[2] Rabindranath Tagore 1929: 73-74) “Ideals of Education”, The Visva-Bharati Quarterly (April-July), 73-4.

[3] Iyengar, Sreenivasa K.R. Indian Writing in English, 5th Edition (New Delhi: Sterling, 1985),p101

[4] Sri Aurobindo, A Preface on National Education,Two articles in the “Arya“(Nov-Dec 1920 and January 1921) http://intyoga.online.fr/preface.htm

[5] Amartya Sen, The Argumentative Indian: Writings on Indian Culture, History and Identity (London: Penguin, 2005) 92ff.

[6]  Sri Aurobindo, The Foundations of Indian Culture, p.81

[7] (ibid p 81)

[8] Kathleen M O’Connell, Rabindranath Tagore on Education. http://www.infed.org/thinkers/tagore.htm

[9] Bardhan, Kalpana. Of Love, Nature, and Devotion: Selected Songs of Rabindranath Tagore (New Delhi: OUP,2008) p 218.

[11] Complete Poems, Volume 2- The Complete Works of Sri Aurobindo, p 178.

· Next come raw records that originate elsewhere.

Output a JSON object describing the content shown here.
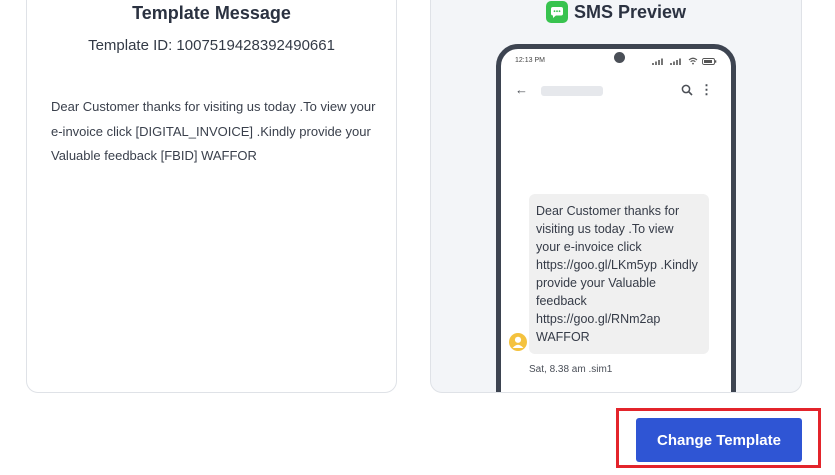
{
  "template_card": {
    "title": "Template Message",
    "template_id": "Template ID: 1007519428392490661",
    "body": "Dear Customer thanks for visiting us today .To view your e-invoice click [DIGITAL_INVOICE] .Kindly provide your Valuable feedback [FBID] WAFFOR"
  },
  "preview_card": {
    "title": "SMS Preview",
    "icon": "message-bubble-icon",
    "phone": {
      "time": "12:13 PM",
      "message": "Dear Customer thanks for visiting us today .To view your e-invoice click https://goo.gl/LKm5yp .Kindly provide your Valuable feedback https://goo.gl/RNm2ap WAFFOR",
      "timestamp": "Sat, 8.38 am .sim1"
    }
  },
  "actions": {
    "change_template_label": "Change Template"
  },
  "colors": {
    "primary_button": "#2f55d4",
    "highlight_border": "#e3242b",
    "sms_icon": "#38c34f"
  }
}
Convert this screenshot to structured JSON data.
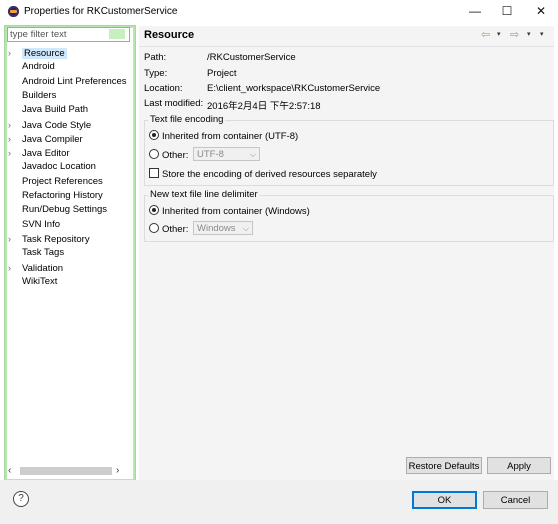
{
  "window": {
    "title": "Properties for RKCustomerService",
    "minimize_glyph": "—",
    "maximize_glyph": "☐",
    "close_glyph": "✕"
  },
  "filter": {
    "placeholder": "type filter text"
  },
  "tree": {
    "items": [
      {
        "label": "Resource",
        "expandable": true,
        "selected": true
      },
      {
        "label": "Android",
        "expandable": false,
        "selected": false
      },
      {
        "label": "Android Lint Preferences",
        "expandable": false,
        "selected": false
      },
      {
        "label": "Builders",
        "expandable": false,
        "selected": false
      },
      {
        "label": "Java Build Path",
        "expandable": false,
        "selected": false
      },
      {
        "label": "Java Code Style",
        "expandable": true,
        "selected": false
      },
      {
        "label": "Java Compiler",
        "expandable": true,
        "selected": false
      },
      {
        "label": "Java Editor",
        "expandable": true,
        "selected": false
      },
      {
        "label": "Javadoc Location",
        "expandable": false,
        "selected": false
      },
      {
        "label": "Project References",
        "expandable": false,
        "selected": false
      },
      {
        "label": "Refactoring History",
        "expandable": false,
        "selected": false
      },
      {
        "label": "Run/Debug Settings",
        "expandable": false,
        "selected": false
      },
      {
        "label": "SVN Info",
        "expandable": false,
        "selected": false
      },
      {
        "label": "Task Repository",
        "expandable": true,
        "selected": false
      },
      {
        "label": "Task Tags",
        "expandable": false,
        "selected": false
      },
      {
        "label": "Validation",
        "expandable": true,
        "selected": false
      },
      {
        "label": "WikiText",
        "expandable": false,
        "selected": false
      }
    ],
    "scroll_left_glyph": "‹",
    "scroll_right_glyph": "›"
  },
  "page": {
    "title": "Resource",
    "nav_back_glyph": "⇦",
    "nav_forward_glyph": "⇨",
    "dropdown_glyph": "▾"
  },
  "properties": {
    "path_label": "Path:",
    "path_value": "/RKCustomerService",
    "type_label": "Type:",
    "type_value": "Project",
    "location_label": "Location:",
    "location_value": "E:\\client_workspace\\RKCustomerService",
    "modified_label": "Last modified:",
    "modified_value": "2016年2月4日 下午2:57:18"
  },
  "encoding": {
    "title": "Text file encoding",
    "inherited_label": "Inherited from container (UTF-8)",
    "other_label": "Other:",
    "other_value": "UTF-8",
    "store_label": "Store the encoding of derived resources separately"
  },
  "delimiter": {
    "title": "New text file line delimiter",
    "inherited_label": "Inherited from container (Windows)",
    "other_label": "Other:",
    "other_value": "Windows"
  },
  "buttons": {
    "restore_defaults": "Restore Defaults",
    "apply": "Apply",
    "ok": "OK",
    "cancel": "Cancel",
    "help": "?"
  }
}
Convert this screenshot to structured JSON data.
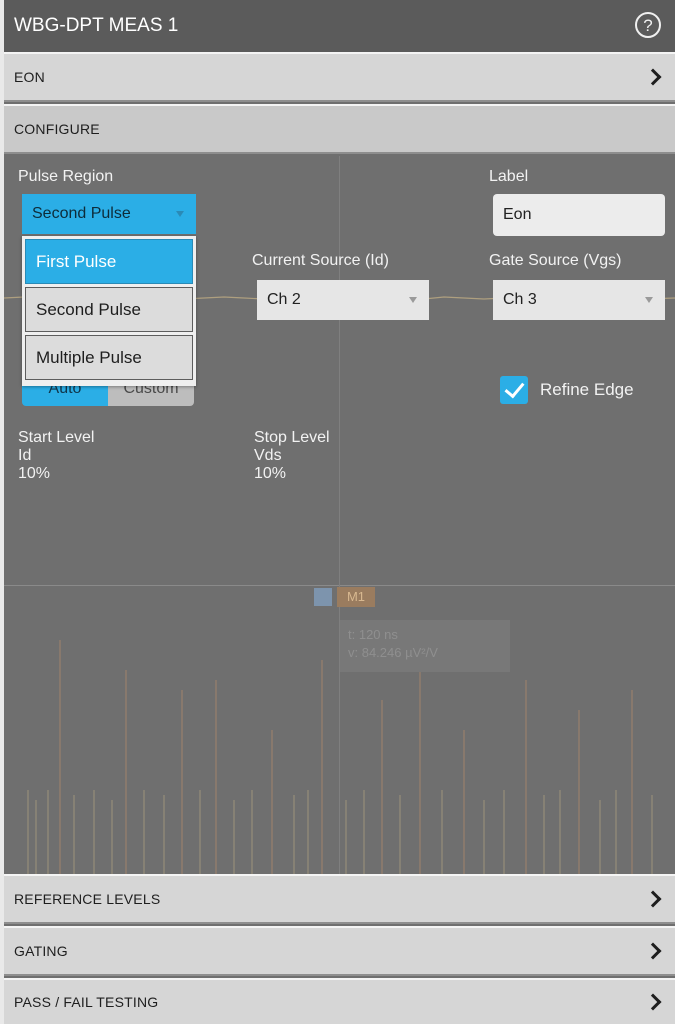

[12] Op cit p. 180– Baroda, c. 1898 – 1902